### [REQUIREMENT]
Set down the records once more, please, exactly and with the pictures left out.

### [AVAILABLE DATA]

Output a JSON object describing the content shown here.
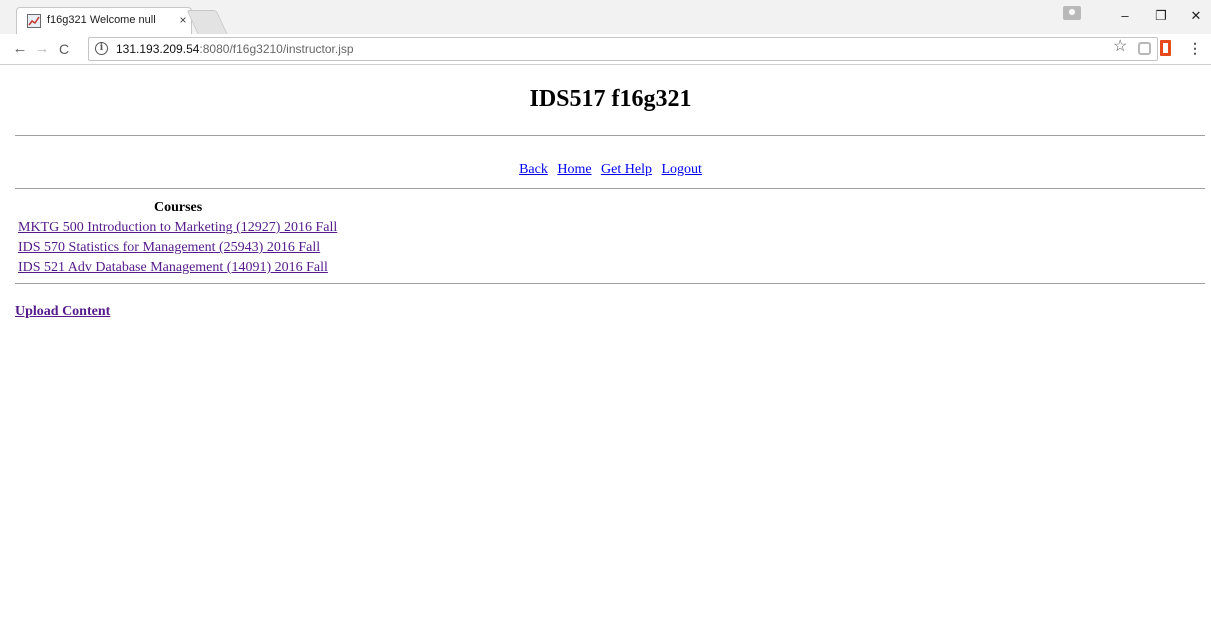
{
  "browser": {
    "tab_title": "f16g321 Welcome null",
    "tab_close": "×",
    "url_host": "131.193.209.54",
    "url_rest": ":8080/f16g3210/instructor.jsp",
    "window_controls": {
      "minimize": "–",
      "maximize": "❐",
      "close": "✕"
    },
    "nav": {
      "back": "←",
      "forward": "→",
      "reload": "C"
    },
    "icons": [
      "page-info-icon",
      "bookmark-star-icon",
      "extension-s-icon",
      "office-icon",
      "chrome-menu-icon"
    ]
  },
  "page": {
    "title": "IDS517 f16g321",
    "nav_links": [
      "Back",
      "Home",
      "Get Help",
      "Logout"
    ],
    "courses_heading": "Courses",
    "courses": [
      "MKTG 500 Introduction to Marketing (12927) 2016 Fall",
      "IDS 570 Statistics for Management (25943) 2016 Fall",
      "IDS 521 Adv Database Management (14091) 2016 Fall"
    ],
    "upload_link": "Upload Content"
  },
  "colors": {
    "link": "#0000ee",
    "visited_link": "#551a8b",
    "chrome_bg": "#f2f2f2"
  }
}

### [TASK RESULT]
Output a JSON object describing the content shown here.
{
  "browser": {
    "tab_title": "f16g321 Welcome null",
    "tab_close": "×",
    "url_host": "131.193.209.54",
    "url_rest": ":8080/f16g3210/instructor.jsp",
    "window_controls": {
      "minimize": "–",
      "maximize": "❐",
      "close": "✕"
    },
    "nav": {
      "back": "←",
      "forward": "→",
      "reload": "C"
    },
    "icons": [
      "page-info-icon",
      "bookmark-star-icon",
      "extension-s-icon",
      "office-icon",
      "chrome-menu-icon"
    ]
  },
  "page": {
    "title": "IDS517 f16g321",
    "nav_links": [
      "Back",
      "Home",
      "Get Help",
      "Logout"
    ],
    "courses_heading": "Courses",
    "courses": [
      "MKTG 500 Introduction to Marketing (12927) 2016 Fall",
      "IDS 570 Statistics for Management (25943) 2016 Fall",
      "IDS 521 Adv Database Management (14091) 2016 Fall"
    ],
    "upload_link": "Upload Content"
  },
  "colors": {
    "link": "#0000ee",
    "visited_link": "#551a8b",
    "chrome_bg": "#f2f2f2"
  }
}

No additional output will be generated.